— EXERCISE PROMPT —
In your copy, leave out the pictures and repeat the entries below exactly.

[Web page and app entries]
%%

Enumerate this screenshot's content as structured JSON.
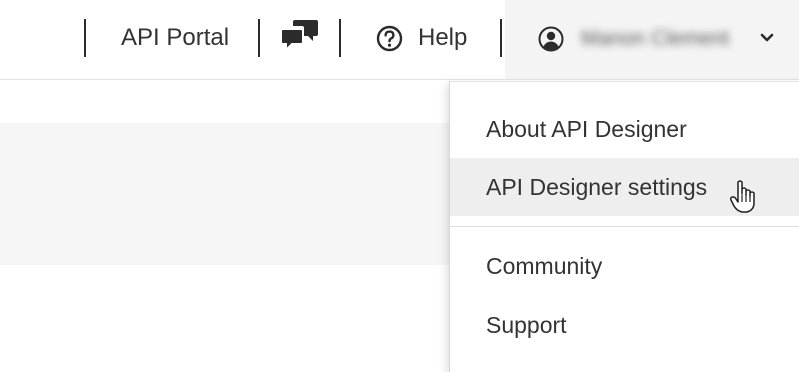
{
  "header": {
    "api_portal_label": "API Portal",
    "help_label": "Help",
    "user_name": "Manon Clement",
    "icons": {
      "chat": "chat-bubbles-icon",
      "help": "question-circle-icon",
      "user": "user-circle-icon",
      "dropdown": "chevron-down-icon"
    }
  },
  "dropdown": {
    "items": [
      {
        "label": "About API Designer"
      },
      {
        "label": "API Designer settings"
      },
      {
        "label": "Community"
      },
      {
        "label": "Support"
      }
    ],
    "hovered_index": 1
  },
  "colors": {
    "text": "#333333",
    "header_user_bg": "#f4f4f4",
    "hover_bg": "#eeeeee",
    "panel_bg": "#f6f6f6"
  }
}
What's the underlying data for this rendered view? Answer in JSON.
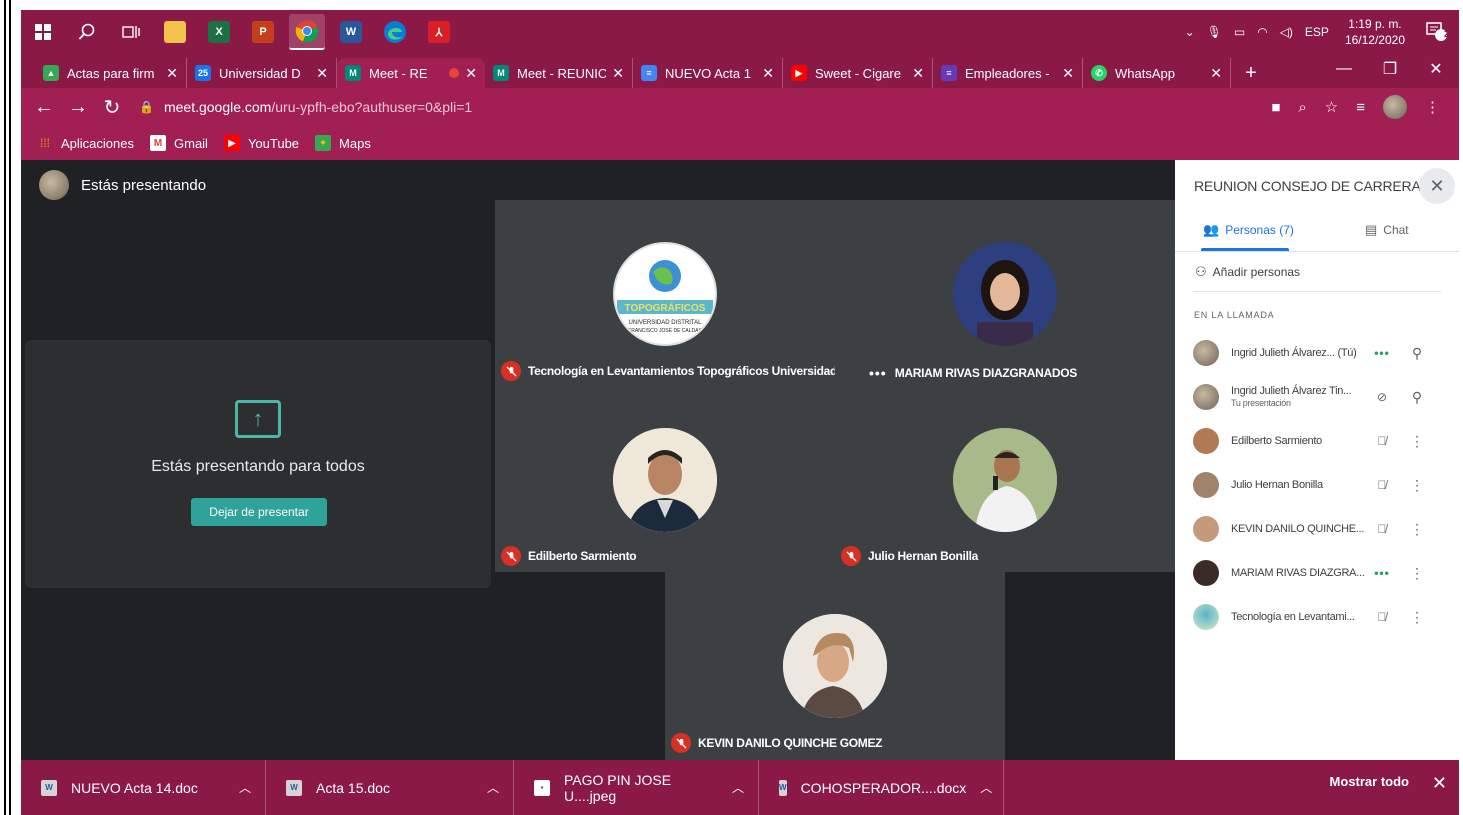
{
  "taskbar": {
    "icons": [
      "windows-start-icon",
      "search-icon",
      "task-view-icon",
      "file-explorer-icon",
      "excel-icon",
      "powerpoint-icon",
      "chrome-icon",
      "word-icon",
      "edge-icon",
      "acrobat-icon"
    ],
    "tray": {
      "language": "ESP",
      "time": "1:19 p. m.",
      "date": "16/12/2020",
      "notification_count": "2"
    }
  },
  "tabs": [
    {
      "label": "Actas para firm",
      "fav_color": "#34a853",
      "fav_text": "▲"
    },
    {
      "label": "Universidad D",
      "fav_color": "#1a73e8",
      "fav_text": "25"
    },
    {
      "label": "Meet - RE",
      "fav_color": "#00897b",
      "fav_text": "M",
      "active": true
    },
    {
      "label": "Meet - REUNIC",
      "fav_color": "#00897b",
      "fav_text": "M"
    },
    {
      "label": "NUEVO Acta 1",
      "fav_color": "#4285f4",
      "fav_text": "≡"
    },
    {
      "label": "Sweet - Cigare",
      "fav_color": "#ff0000",
      "fav_text": "▶"
    },
    {
      "label": "Empleadores -",
      "fav_color": "#673ab7",
      "fav_text": "≡"
    },
    {
      "label": "WhatsApp",
      "fav_color": "#25d366",
      "fav_text": "✆"
    }
  ],
  "address": {
    "host": "meet.google.com",
    "path": "/uru-ypfh-ebo?authuser=0&pli=1"
  },
  "bookmarks": [
    {
      "label": "Aplicaciones",
      "icon": "apps-grid-icon",
      "color": "#f4b400",
      "glyph": "⋮⋮⋮"
    },
    {
      "label": "Gmail",
      "icon": "gmail-icon",
      "color": "#ffffff",
      "glyph": "M"
    },
    {
      "label": "YouTube",
      "icon": "youtube-icon",
      "color": "#ff0000",
      "glyph": "▶"
    },
    {
      "label": "Maps",
      "icon": "maps-icon",
      "color": "#34a853",
      "glyph": "✦"
    }
  ],
  "meet": {
    "presenting_label": "Estás presentando",
    "present_message": "Estás presentando para todos",
    "stop_button": "Dejar de presentar",
    "tiles": [
      {
        "name": "Tecnología en Levantamientos Topográficos Universidad Di...",
        "muted": true,
        "avatar": "logo"
      },
      {
        "name": "MARIAM RIVAS DIAZGRANADOS",
        "muted": false,
        "avatar": "woman"
      },
      {
        "name": "Edilberto Sarmiento",
        "muted": true,
        "avatar": "man1"
      },
      {
        "name": "Julio Hernan Bonilla",
        "muted": true,
        "avatar": "man2"
      },
      {
        "name": "KEVIN DANILO QUINCHE GOMEZ",
        "muted": true,
        "avatar": "man3"
      }
    ],
    "logo_text": {
      "band": "TOPOGRÁFICOS",
      "line1": "UNIVERSIDAD DISTRITAL",
      "line2": "FRANCISCO JOSÉ DE CALDAS"
    }
  },
  "panel": {
    "title": "REUNION CONSEJO DE CARRERA",
    "tab_people": "Personas (7)",
    "tab_chat": "Chat",
    "add_people": "Añadir personas",
    "section": "EN LA LLAMADA",
    "people": [
      {
        "name": "Ingrid Julieth Álvarez... (Tú)",
        "sub": "",
        "status": "talk",
        "menu": "pin",
        "avatar_color": "#8d7b65"
      },
      {
        "name": "Ingrid Julieth Álvarez Tin...",
        "sub": "Tu presentación",
        "status": "present-off",
        "menu": "pin",
        "avatar_color": "#8d7b65"
      },
      {
        "name": "Edilberto Sarmiento",
        "sub": "",
        "status": "muted",
        "menu": "more",
        "avatar_color": "#b07a52"
      },
      {
        "name": "Julio Hernan Bonilla",
        "sub": "",
        "status": "muted",
        "menu": "more",
        "avatar_color": "#a0826d"
      },
      {
        "name": "KEVIN DANILO QUINCHE...",
        "sub": "",
        "status": "muted",
        "menu": "more",
        "avatar_color": "#c49a7a"
      },
      {
        "name": "MARIAM RIVAS DIAZGRA...",
        "sub": "",
        "status": "talk",
        "menu": "more",
        "avatar_color": "#3a2b26"
      },
      {
        "name": "Tecnología en Levantami...",
        "sub": "",
        "status": "muted",
        "menu": "more",
        "avatar_color": "#58b4c9"
      }
    ]
  },
  "downloads": {
    "items": [
      {
        "label": "NUEVO Acta 14.doc"
      },
      {
        "label": "Acta 15.doc"
      },
      {
        "label": "PAGO PIN JOSE U....jpeg"
      },
      {
        "label": "COHOSPERADOR....docx"
      }
    ],
    "show_all": "Mostrar todo"
  }
}
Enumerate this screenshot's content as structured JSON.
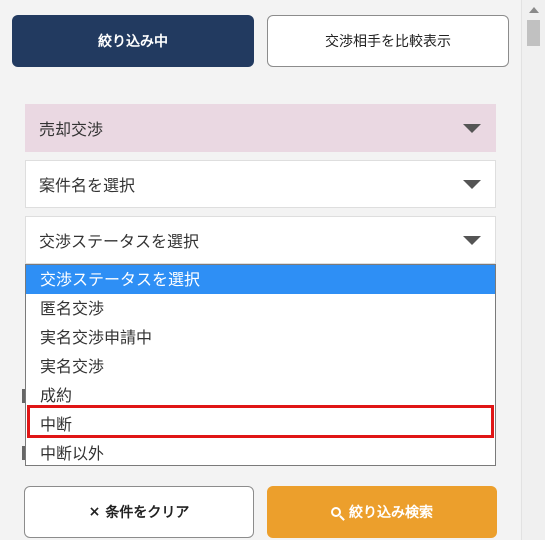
{
  "top_buttons": {
    "filtering_label": "絞り込み中",
    "compare_label": "交渉相手を比較表示"
  },
  "filters": {
    "sale_type": "売却交渉",
    "case_name_placeholder": "案件名を選択",
    "status_placeholder": "交渉ステータスを選択"
  },
  "status_dropdown": {
    "options": [
      "交渉ステータスを選択",
      "匿名交渉",
      "実名交渉申請中",
      "実名交渉",
      "成約",
      "中断",
      "中断以外"
    ],
    "selected_index": 0,
    "highlighted_option": "中断"
  },
  "bottom_buttons": {
    "clear_icon": "×",
    "clear_label": "条件をクリア",
    "search_label": "絞り込み検索"
  },
  "colors": {
    "primary_navy": "#223a60",
    "accent_orange": "#ec9f2c",
    "selected_blue": "#2e8ff5",
    "highlight_red": "#e01515",
    "pink_field": "#ead8e2"
  }
}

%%

— SOLVED EXERCISE —
Enumerate this screenshot's content as structured JSON.
{
  "header": {
    "api_portal_label": "API Portal",
    "help_label": "Help",
    "user_name": "Manon Clement",
    "icons": {
      "chat": "chat-bubbles-icon",
      "help": "question-circle-icon",
      "user": "user-circle-icon",
      "dropdown": "chevron-down-icon"
    }
  },
  "dropdown": {
    "items": [
      {
        "label": "About API Designer"
      },
      {
        "label": "API Designer settings"
      },
      {
        "label": "Community"
      },
      {
        "label": "Support"
      }
    ],
    "hovered_index": 1
  },
  "colors": {
    "text": "#333333",
    "header_user_bg": "#f4f4f4",
    "hover_bg": "#eeeeee",
    "panel_bg": "#f6f6f6"
  }
}
What's the underlying data for this rendered view? Answer in JSON.
{
  "taskbar": {
    "icons": [
      "windows-start-icon",
      "search-icon",
      "task-view-icon",
      "file-explorer-icon",
      "excel-icon",
      "powerpoint-icon",
      "chrome-icon",
      "word-icon",
      "edge-icon",
      "acrobat-icon"
    ],
    "tray": {
      "language": "ESP",
      "time": "1:19 p. m.",
      "date": "16/12/2020",
      "notification_count": "2"
    }
  },
  "tabs": [
    {
      "label": "Actas para firm",
      "fav_color": "#34a853",
      "fav_text": "▲"
    },
    {
      "label": "Universidad D",
      "fav_color": "#1a73e8",
      "fav_text": "25"
    },
    {
      "label": "Meet - RE",
      "fav_color": "#00897b",
      "fav_text": "M",
      "active": true
    },
    {
      "label": "Meet - REUNIC",
      "fav_color": "#00897b",
      "fav_text": "M"
    },
    {
      "label": "NUEVO Acta 1",
      "fav_color": "#4285f4",
      "fav_text": "≡"
    },
    {
      "label": "Sweet - Cigare",
      "fav_color": "#ff0000",
      "fav_text": "▶"
    },
    {
      "label": "Empleadores -",
      "fav_color": "#673ab7",
      "fav_text": "≡"
    },
    {
      "label": "WhatsApp",
      "fav_color": "#25d366",
      "fav_text": "✆"
    }
  ],
  "address": {
    "host": "meet.google.com",
    "path": "/uru-ypfh-ebo?authuser=0&pli=1"
  },
  "bookmarks": [
    {
      "label": "Aplicaciones",
      "icon": "apps-grid-icon",
      "color": "#f4b400",
      "glyph": "⋮⋮⋮"
    },
    {
      "label": "Gmail",
      "icon": "gmail-icon",
      "color": "#ffffff",
      "glyph": "M"
    },
    {
      "label": "YouTube",
      "icon": "youtube-icon",
      "color": "#ff0000",
      "glyph": "▶"
    },
    {
      "label": "Maps",
      "icon": "maps-icon",
      "color": "#34a853",
      "glyph": "✦"
    }
  ],
  "meet": {
    "presenting_label": "Estás presentando",
    "present_message": "Estás presentando para todos",
    "stop_button": "Dejar de presentar",
    "tiles": [
      {
        "name": "Tecnología en Levantamientos Topográficos Universidad Di...",
        "muted": true,
        "avatar": "logo"
      },
      {
        "name": "MARIAM RIVAS DIAZGRANADOS",
        "muted": false,
        "avatar": "woman"
      },
      {
        "name": "Edilberto Sarmiento",
        "muted": true,
        "avatar": "man1"
      },
      {
        "name": "Julio Hernan Bonilla",
        "muted": true,
        "avatar": "man2"
      },
      {
        "name": "KEVIN DANILO QUINCHE GOMEZ",
        "muted": true,
        "avatar": "man3"
      }
    ],
    "logo_text": {
      "band": "TOPOGRÁFICOS",
      "line1": "UNIVERSIDAD DISTRITAL",
      "line2": "FRANCISCO JOSÉ DE CALDAS"
    }
  },
  "panel": {
    "title": "REUNION CONSEJO DE CARRERA",
    "tab_people": "Personas (7)",
    "tab_chat": "Chat",
    "add_people": "Añadir personas",
    "section": "EN LA LLAMADA",
    "people": [
      {
        "name": "Ingrid Julieth Álvarez... (Tú)",
        "sub": "",
        "status": "talk",
        "menu": "pin",
        "avatar_color": "#8d7b65"
      },
      {
        "name": "Ingrid Julieth Álvarez Tin...",
        "sub": "Tu presentación",
        "status": "present-off",
        "menu": "pin",
        "avatar_color": "#8d7b65"
      },
      {
        "name": "Edilberto Sarmiento",
        "sub": "",
        "status": "muted",
        "menu": "more",
        "avatar_color": "#b07a52"
      },
      {
        "name": "Julio Hernan Bonilla",
        "sub": "",
        "status": "muted",
        "menu": "more",
        "avatar_color": "#a0826d"
      },
      {
        "name": "KEVIN DANILO QUINCHE...",
        "sub": "",
        "status": "muted",
        "menu": "more",
        "avatar_color": "#c49a7a"
      },
      {
        "name": "MARIAM RIVAS DIAZGRA...",
        "sub": "",
        "status": "talk",
        "menu": "more",
        "avatar_color": "#3a2b26"
      },
      {
        "name": "Tecnología en Levantami...",
        "sub": "",
        "status": "muted",
        "menu": "more",
        "avatar_color": "#58b4c9"
      }
    ]
  },
  "downloads": {
    "items": [
      {
        "label": "NUEVO Acta 14.doc"
      },
      {
        "label": "Acta 15.doc"
      },
      {
        "label": "PAGO PIN JOSE U....jpeg"
      },
      {
        "label": "COHOSPERADOR....docx"
      }
    ],
    "show_all": "Mostrar todo"
  }
}
Enumerate this screenshot's content as structured JSON.
{
  "top_buttons": {
    "filtering_label": "絞り込み中",
    "compare_label": "交渉相手を比較表示"
  },
  "filters": {
    "sale_type": "売却交渉",
    "case_name_placeholder": "案件名を選択",
    "status_placeholder": "交渉ステータスを選択"
  },
  "status_dropdown": {
    "options": [
      "交渉ステータスを選択",
      "匿名交渉",
      "実名交渉申請中",
      "実名交渉",
      "成約",
      "中断",
      "中断以外"
    ],
    "selected_index": 0,
    "highlighted_option": "中断"
  },
  "bottom_buttons": {
    "clear_icon": "×",
    "clear_label": "条件をクリア",
    "search_label": "絞り込み検索"
  },
  "colors": {
    "primary_navy": "#223a60",
    "accent_orange": "#ec9f2c",
    "selected_blue": "#2e8ff5",
    "highlight_red": "#e01515",
    "pink_field": "#ead8e2"
  }
}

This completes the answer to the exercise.